OUR SERVICE AREA

Our main service area covers:

  • The Fraser Valley - Surrey, Langley, Maple Ridge, Mission, Abbotsford, Chilliwack, Agassiz, Hope and the Fraser Canyon
  • Sea-to-Sky Corridor - Squamish, Whistler and Pemberton
Septic expert service area
fraser-valley

Fraser Valley Septic Systems

Posted on: January 15th, 2015 by admin

The Fraser Valley of British Columbia has topography that makes it very challenging to design and install a septic system.

One thing many rural properties have in common is a lack of municipal lot line services. You can usually be assured that your new property will be able to tie into the hydro grid, and that a road of some type will be provided to your driveway, but tap water and sewage disposal is often considered to be the responsibility of the individual property owner. This raises some interesting design criteria, as you are being asked to draw your drinking water up from the reserves below your property, while also disposing of your waste in to the same reserves. Clearly great care must be taken to ensure that the waste water draining down does not contaminate the drinking water coming up. 

This is one reason why, when shopping for quotes for a new septic system the prices can vary so widely. It can be simple and cheap to install a septic system that disposes  of the waste water. But a septic system planner or designer must gives equal weight to the treatment of the waste water and thus the protection of groundwater resources.  A contractor’s failure to consider waste water treatment in the interest of landing the job is an ethical breach. If you receive a quote for a new system that seems to be unusually low, it may be a good idea to ask the contractor what the plan was to mitigate contamination concerns. After all, it will be you and your family drinking the well water for years after the septic contractor has been paid and moved on. 

A septic system in Agassiz, Chilliwack,  Abbotsford, Maple Ridge and other parts of the Fraser Valley for example must often be installed in the flood plain of the Fraser River, and so high seasonal water table plays a part in the design. The river rises dramatically in the spring and often in the fall as well when the rain intensifies. The rising river begins to reclaim its previous territory which is often the depths of gravel and sand underlying much of the Fraser Valley. As the water table rises, poorly designed trench systems will no longer have a depth of freely draining soil beneath them to act as a filter to trap solids and contaminants as they pass through the soil. The knock on effects are contaminated waste water entering  the aquifer, (the treatment component is no longer happening), and in many cases the trenches themselves will begin to fill with groundwater. Many systems with this issue simply will not work for the months when the river is high, and homeowners deal with toilets that will not flush and showers that will not drain. The solution is to wait it out, or to bite the bullet and install a new sand mound.       

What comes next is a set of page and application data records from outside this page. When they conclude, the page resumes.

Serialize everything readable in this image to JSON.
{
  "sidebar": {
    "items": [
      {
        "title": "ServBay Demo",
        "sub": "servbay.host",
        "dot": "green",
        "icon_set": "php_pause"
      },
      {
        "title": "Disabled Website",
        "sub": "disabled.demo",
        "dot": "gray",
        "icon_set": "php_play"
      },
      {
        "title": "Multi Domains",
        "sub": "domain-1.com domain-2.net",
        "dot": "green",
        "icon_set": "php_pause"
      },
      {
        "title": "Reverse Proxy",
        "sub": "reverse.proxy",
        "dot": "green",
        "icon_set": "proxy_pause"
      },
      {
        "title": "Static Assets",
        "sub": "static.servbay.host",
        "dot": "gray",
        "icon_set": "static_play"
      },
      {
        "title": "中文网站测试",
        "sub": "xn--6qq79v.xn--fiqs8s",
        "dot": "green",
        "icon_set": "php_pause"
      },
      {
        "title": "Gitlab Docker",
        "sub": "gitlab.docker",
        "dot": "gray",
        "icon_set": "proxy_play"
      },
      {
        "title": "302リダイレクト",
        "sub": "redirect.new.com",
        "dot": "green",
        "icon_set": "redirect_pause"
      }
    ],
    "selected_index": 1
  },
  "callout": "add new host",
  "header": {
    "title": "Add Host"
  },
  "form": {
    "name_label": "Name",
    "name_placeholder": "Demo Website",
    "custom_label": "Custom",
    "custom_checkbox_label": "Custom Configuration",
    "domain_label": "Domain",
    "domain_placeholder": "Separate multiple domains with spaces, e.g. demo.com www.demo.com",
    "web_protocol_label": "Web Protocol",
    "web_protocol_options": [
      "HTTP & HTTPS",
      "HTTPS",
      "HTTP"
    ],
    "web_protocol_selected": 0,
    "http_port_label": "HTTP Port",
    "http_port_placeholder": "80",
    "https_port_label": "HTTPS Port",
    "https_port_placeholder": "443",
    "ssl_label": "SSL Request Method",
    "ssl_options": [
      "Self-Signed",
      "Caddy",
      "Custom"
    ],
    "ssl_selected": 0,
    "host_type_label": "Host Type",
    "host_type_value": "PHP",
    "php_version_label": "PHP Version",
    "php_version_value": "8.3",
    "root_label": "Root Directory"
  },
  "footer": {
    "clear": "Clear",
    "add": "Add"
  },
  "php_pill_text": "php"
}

A septic system in the Fraser Valley or Lower Mainland can be one of many different types. Each system must be tailored to the individual site requirements, but one of the most common is the sand mound.  This is pretty much as it sounds; a large mound of sand with some pipes and drain rock on top.  Not rocket science in concept, but if it blows apart thanks to poor design or installation it is not very pleasant for anyone involved.   Done correctly, the designer will take into account the different drainage characteristics of the mound of sand as well as the underlying soil to ensure the waste water travels downward and not sideways.  There is some math involved and many installers are more comfortable having an engineer  take on the design to ensure it is done correctly.                                        

If your home is located on the slopes and hillsides in areas such as Sumas Mountain, Majuba Hill, you may also find that a sand mound is the best way forward. On mountain slopes a relatively thin layer of rich organic soil is often underlain by impervious glacial till, which is dense compacted rock and clay deposited when the glaciers rolled through. The effect on a septic system is the same. In wet months the ground water from higher on the mountain will travel downhill on top of the till layer. When the ground water encounters a trench style septic system where one should not have been built, the ground water fills the trenches, and the home again has no effective plumbing until the spring melt is over and the weather improves.

Tags: , , , , , , , , , , , , , , , ,

Comments are closed.